THE BARGAIN consummated by the government and former CIA Director Richard M. Helms represents a kind of minimal political equation. As he stated afterwards, Mr. Carter wanted to uphold the authority of the law and the Congress (by prosecuting Mr. Helms for failing to testify to the Senate fully and accurately) and to prevent the spilling of the CIA, by his devotion to what you might call the tn short of a trial). Mr. Helms wanted to protect, as much as possible, his freedom and his reputation and, not ignobly, his pension. To do this he pleaded "no contest" to two misdemeanor criminal charges arising from his testimony on Chile before the coup there in 1973, and the government accepted his plea.

We don't quarrel with this bargain. The administration and Mr. Helms must live with it. But we do question the post-bargain explanation offered by the White House and much of the instant "liberal" comment on the deal. For it is not say that the law was upheld and the nation's secrets were protected. That formulation misses the dilemma that made this case genuinely agonizing to conscientious people. "I found myself in a position of conflict," Mr. Helms told the court. "I had sworn my oath to protect certain secrets. I didn't want to lie, I didn't want to mislead the Senate. I was simply trying to find my way through a very difficult sitution in which I found myself."

It is easy, even tempting, to overlook that Mr. Helms - by his oath of secrecy to the CIA, by his professional commitment to the work and method of the CIA, by his devotion to what you mught call the theology of secrecy then guiding the CIA - found it impossible in conscience to tell the Senate openly what the CIA had done covertly in Chile in 1970. One reason for his reluctance, it needs to be noted, is that at the time of his testimony, in 1973, the same sort of secret, presidentially directed operations against the Allende government were still under way. It also needs to be noted that the operations in 1973, as well as those in 1970, had been subjected to all the secret - and lamentably lax - oversight that the Congress at that time was prepared to require.

Mr. Helms, in other word, was being asked to compromise not just past covert activities but also continuing activities of which a select handful of congressional overseers had already been informed in exactly the manner of Congress's own choosing. The great public debate over CIA misdeeds, moreover, had not yet begun.

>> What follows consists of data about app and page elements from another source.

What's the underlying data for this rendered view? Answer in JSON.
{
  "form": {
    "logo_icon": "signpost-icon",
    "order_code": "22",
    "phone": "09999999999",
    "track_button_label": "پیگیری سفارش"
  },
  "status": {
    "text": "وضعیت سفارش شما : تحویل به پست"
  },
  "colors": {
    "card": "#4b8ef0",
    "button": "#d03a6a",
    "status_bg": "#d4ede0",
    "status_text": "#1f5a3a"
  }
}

Later, wisely, the country changed the rules to ensure that secret operations would be conducted only with the orderly and explicit (and still secret) consent of Congress. Mr. Helms was caught up in the change. But that is not so much an indictment of him as an irony of our times: The national interest that formerly required him to make and keep secrets is now seen to require his humiliation for having pursued it faithfully in the past.To us, this calls not for vengeance but a measure of humility, and some sadness. It is, therefore, painful to see Sen. Frank Church (D-Idaho) misperceiving and degrading the occasion by accusing the administration of protecting Mr. Helms by a "double standard." It does not escape our notice that the same point is being made elsewhere on this page today by our colleague Herblock.

We are not saying that Mr. Helms should have been let off scot-free. The integrity of testimony under oath to a committee of Congress needs to be upheld as a matter of principle. But neither do we think he should have been prosecuted more severely. He had, after all, sworn a prior oath to defend the integrity of the agency of which he was the director. There was, in short, no way for Mr. Helms to meet the real double standard in this case - the irreconcilable conflict, if you will, growing out of an abrupt and profound change in the political climate - between the congressional permissiveness and acceptance of secrecy in 1970 and for years before that, and the insistence much later on forthright, public discussion of covert CIA activities. That he chose in this dilemma to remain faithful to his commitment to the CIA, at the expense of his obligation to a committee of the Congress, does not diminish our estimate of him as an honorable man.